This incident marks the fourth time this school year that a Minnesota educational institution has been affected by a data breach. Three of the state’s largest school districts—Elk River, Minneapolis, and Rochester—all experienced ransomware attacks. The Minneapolis Public Schools hack contained 189,000 files that included sensitive information like detailed sexual assault reports, psychological reports, and school security maps. Many Minneapolis Public Schools families learned about the exposure of sensitive files through investigative reporting from national outlets like NBC News and The 74.
In its Friday morning announcement, the Minnesota Department of Education says 24 agency files were stolen in the attack. Of those, the agency says four contained personal data. Those files include:
- 95,000 names, dates of birth, and placement county of students in foster care
- 124 names and dates of birth for students in Perham–Dent Public Schools who qualified for pandemic nutrition benefits (P-EBT). In some instances, this data also included home addresses and names of parents or guardians.
- 29 names, dates of birth, and addresses for students taking Post-Secondary Enrollment Options courses at Hennepin Technical College. In some cases, this data also included parent/guardian names. In some instances it also included transcript information that included the last four digits of students’ social security numbers.
- 5 names of students who take a particular Minneapolis Public Schools bus route.
Brett Callow, a threat analyst for cybersecurity firm Emsisoft, said that the MOVEit breach marks the third time this ransomware gang has hacked a file-transfer platform. “This enables them to steal data from a large number of organizations in one fell swoop,” he said.
According to the advisory from the FBI and Cybersecurity and Infrastructure Security Agency, the MOVEit breach began on May 27. The Minnesota Department of Education says its files were accessed May 31—the same day that the state’s IT department was informed of a potential MOVEit vulnerability. The two departments “took immediate steps to prevent any further unauthorized access and to ensure the safety and security of their data,” according to the education department’s press release.
A message from the ransomware gang to affected organizations, obtained by Sahan Journal, specifically assures government agencies that their data is safe. “If you are a government, city, or police service, do not worry, we erased all your data,” the message said. “You do not need to contact us. We have no interest to expose such information.”
Callow viewed that assurance with skepticism. “I wouldn’t believe them for a minute,” he said. Even if the ransomware gang does not attempt to extort government bodies, he said, they can still sell the data or use it for phishing schemes.
The Minnesota Department of Education says that no financial information was accessed in this hack. Still, the agency advises people who may have been affected to take precautionary measures, such as monitoring credit reports.
The Minnesota Department of Education says it is in the process of contacting people affected by the stolen files regarding Perham–Dent Public Schools, Hennepin Technical College, and Minneapolis Public Schools. The agency reports it does not have contact information that it could use to notify the 95,000 foster children.
The agency is providing information on its website and through the media, as required by state law.
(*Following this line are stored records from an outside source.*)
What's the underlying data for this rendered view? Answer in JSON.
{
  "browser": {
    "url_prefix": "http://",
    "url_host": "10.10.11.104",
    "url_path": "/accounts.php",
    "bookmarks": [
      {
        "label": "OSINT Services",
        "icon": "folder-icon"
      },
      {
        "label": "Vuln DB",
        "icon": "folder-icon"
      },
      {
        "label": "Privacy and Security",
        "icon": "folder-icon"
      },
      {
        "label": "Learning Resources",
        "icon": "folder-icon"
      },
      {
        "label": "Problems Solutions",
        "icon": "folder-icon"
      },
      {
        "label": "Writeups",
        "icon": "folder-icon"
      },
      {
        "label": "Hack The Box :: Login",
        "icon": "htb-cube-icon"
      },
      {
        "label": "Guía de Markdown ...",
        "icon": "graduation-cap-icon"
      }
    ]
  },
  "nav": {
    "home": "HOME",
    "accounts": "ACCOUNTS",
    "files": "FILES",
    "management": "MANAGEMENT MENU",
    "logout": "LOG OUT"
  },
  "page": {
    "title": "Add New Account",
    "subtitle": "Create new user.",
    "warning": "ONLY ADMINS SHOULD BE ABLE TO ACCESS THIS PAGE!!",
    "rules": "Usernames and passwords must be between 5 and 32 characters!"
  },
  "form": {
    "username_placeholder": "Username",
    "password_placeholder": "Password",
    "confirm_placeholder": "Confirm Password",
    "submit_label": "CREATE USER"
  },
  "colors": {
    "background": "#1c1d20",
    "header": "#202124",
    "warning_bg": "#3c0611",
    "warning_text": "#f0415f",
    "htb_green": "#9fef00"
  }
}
You can find more information on the department’s data breach web page. That site includes steps people can take to protect themselves and an email address to contact if you think you may have been affected.